I did not like the stubby looking forend as it was after I cut the stock off and made the filler insert shown in the last installment of this How-to. I rounded up some scrap wood and compared them to the stock to see what I liked best. I could have used black walnut, english walnut, myrtle, or maple none of them looked good next to the laminate of the stock. I had a scrap of black and gray laminate left over from a stock I made for a client. It had the best look of all the samples I held up, just my opinion.
Because of the shape of the stock I felt it best to keep the forend cap short and shaped to match the overall look of the stock. Of course much of that can be a matter of personal taste. There are style and form rules for classic rifle stocks, but thumbholes ignore all those rules. Consequently I was not afraid to make a cap that was different than your used to seeing.
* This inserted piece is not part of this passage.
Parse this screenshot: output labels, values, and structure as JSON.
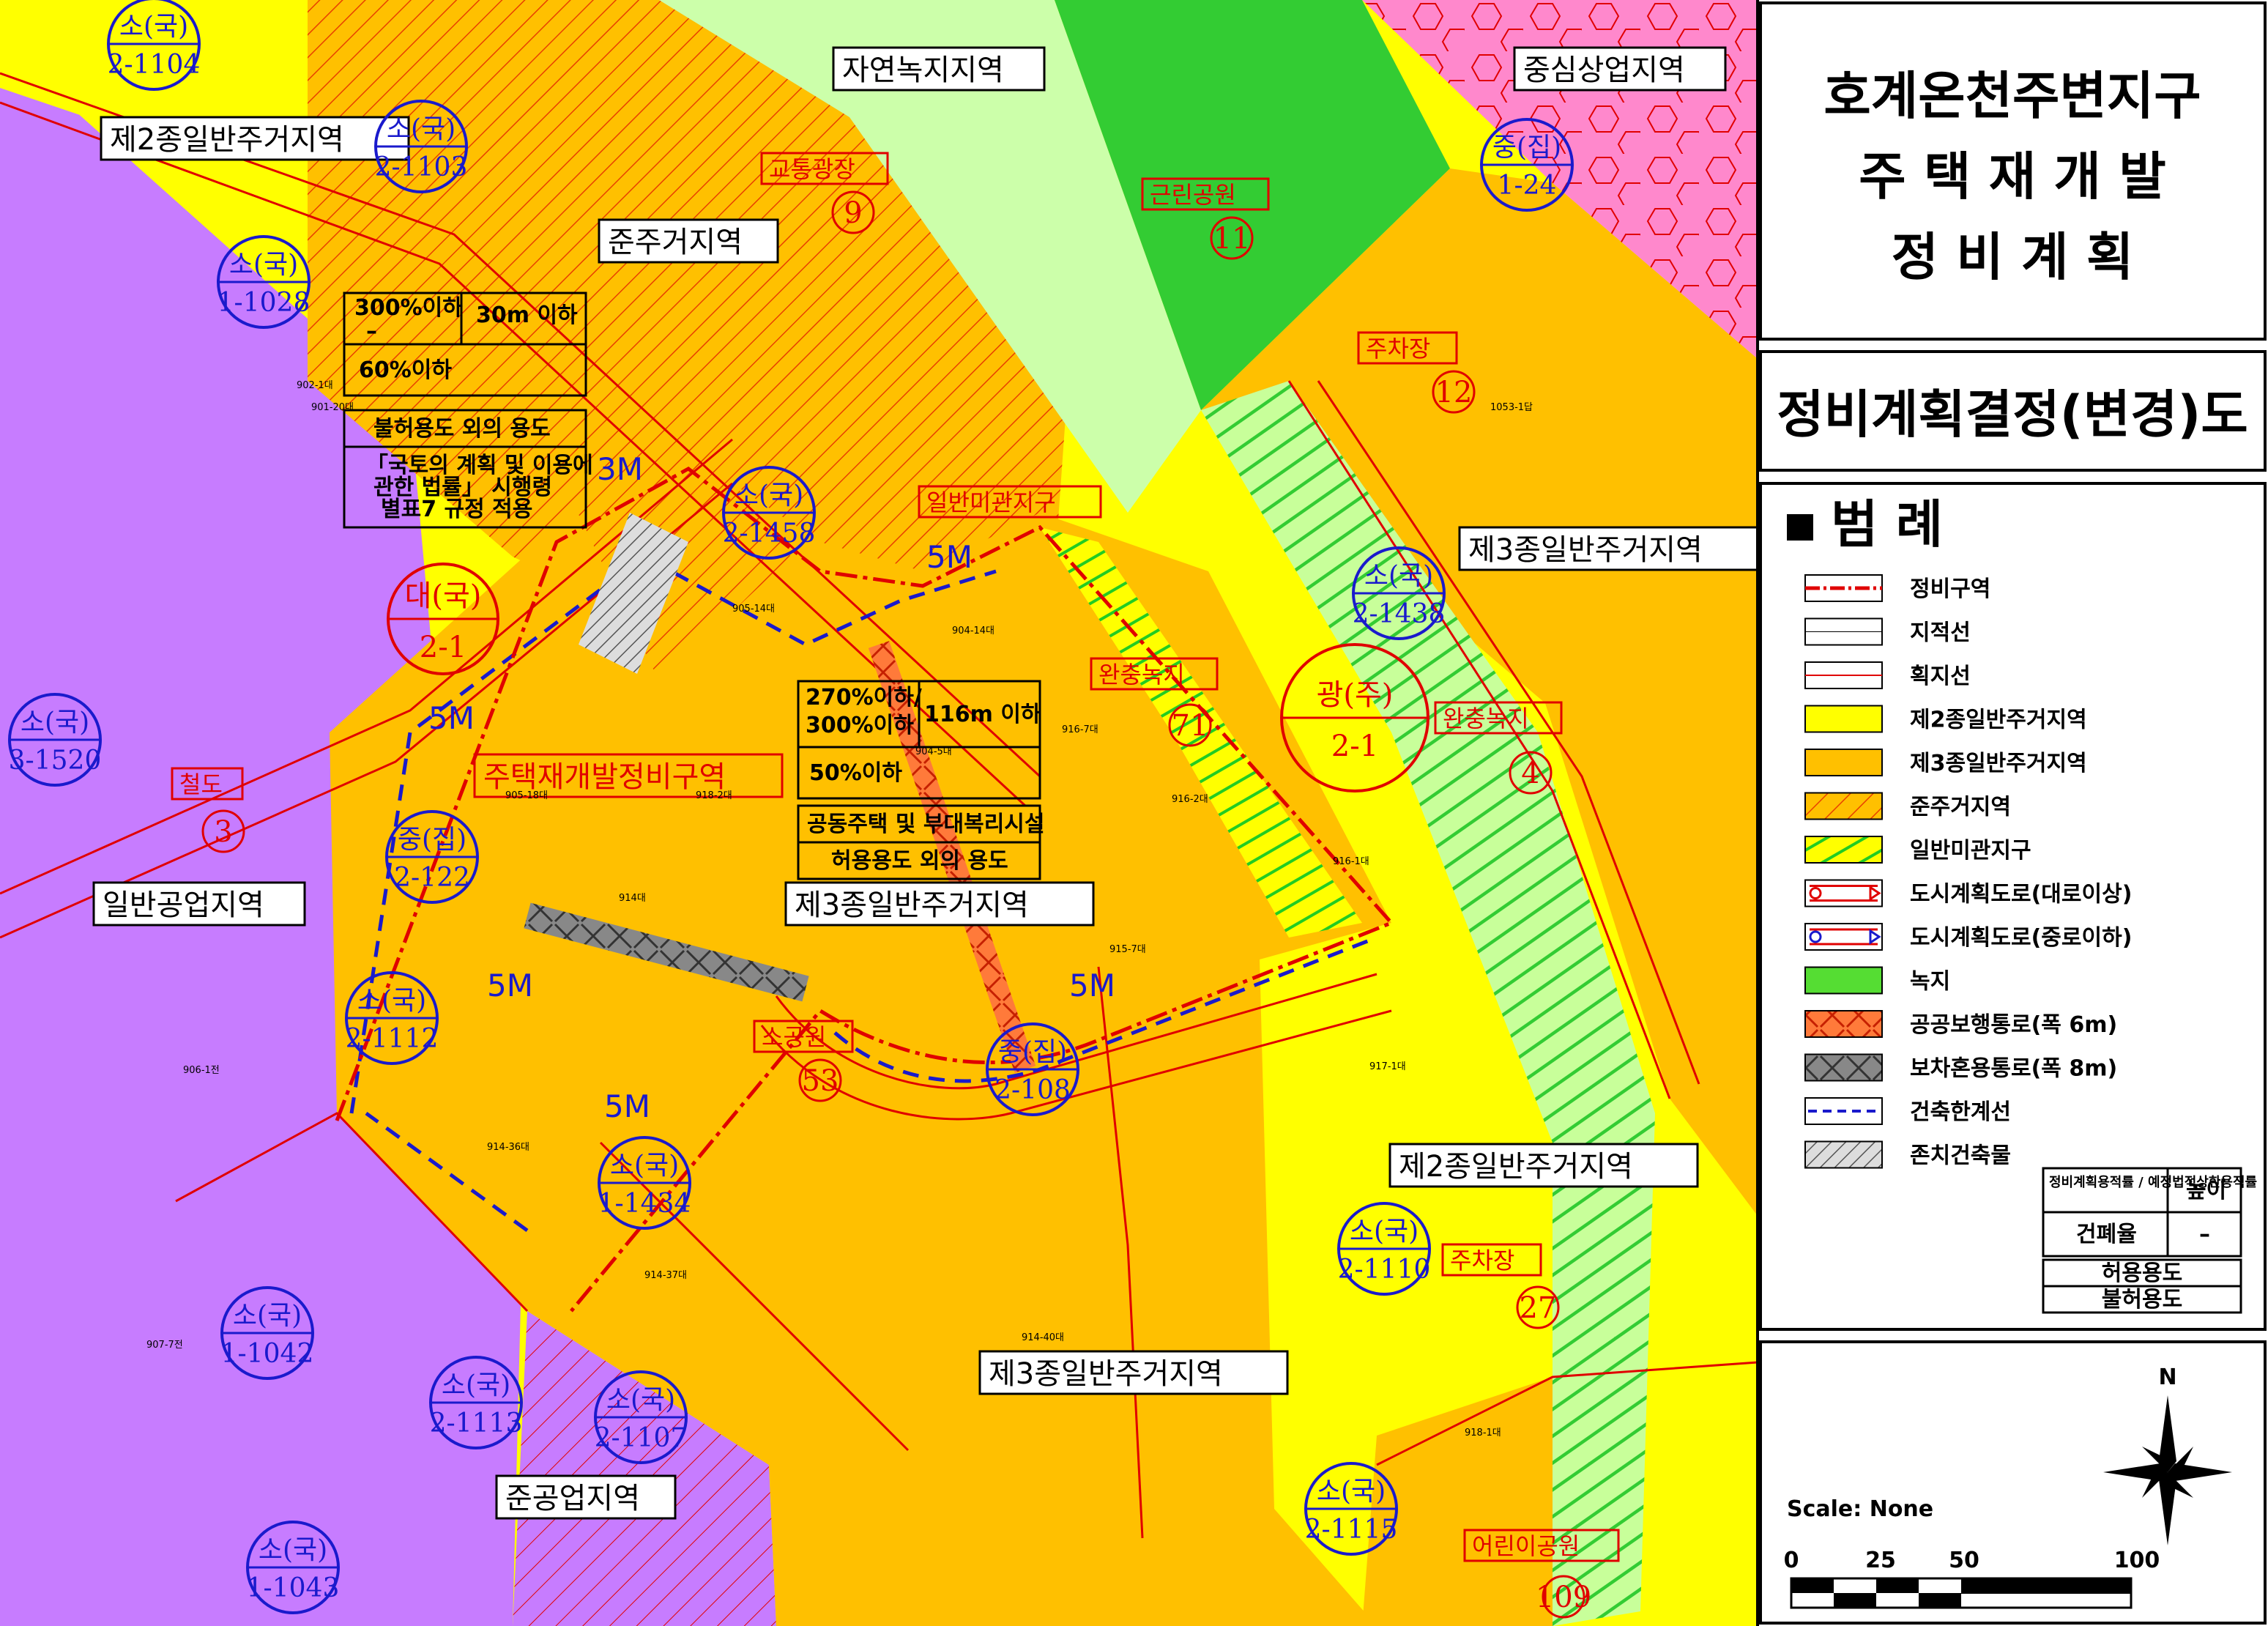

Started by sanding the beveled cut on the stock smooth so that there would not be any noticeable gaps in the joint between the cap and the stock. I put the blank to be used for the cap on the belt sander and removed all the saw marks as well. Then position the blank to make sure it will provide wood where you need it for the forend cap.
It’s not unusual for the joint surfaces to have a little rounding that would cause a large gap between the two pieces of stock material. My solution to this is to use a chisel to undercut the stock face leaving just 1/8″ of material at the edges for a tight glue joint.
Once the epoxy is set it’s time to cut off any excess material and prepare to shape the new tip. Be sure to leave enough material to get the shape your after, it’s easier to cut more off than to put it back, trust me. You will note above that we taped off the stock, this is to minimize any chance of damage to the finished stock as I do not plan to refinish the whole stock if I can avoid it.
Chisels, rasps, files, and hand sanders are the standard tools for the shaping of the new forend tip. Work the shape down to match the existing lines of the stock, since we don’t plan a total refinish we are careful to get close and then file down the last little bit with fine files. Then switch to 180 grit sand paper to finish the shaping. By taping the stock with painters masking tape you can sand very close if your careful. When doing the final blending of the lines tape the stock about 1/2″ back from the joint and carefully sand with 320 paper. I was cautious at this point not to cut all the way through the stock finish. Then switch to 400 grit paper, remove the tape and gently blend the sanding lines.
We will start refinishing the receiver and other parts in the next segment. We will also install some aftermarket parts and let you know if there are any tricks you need to learn. How about a trigger job on the existing 10-22 parts?
Read On: How to Update an Old 10-22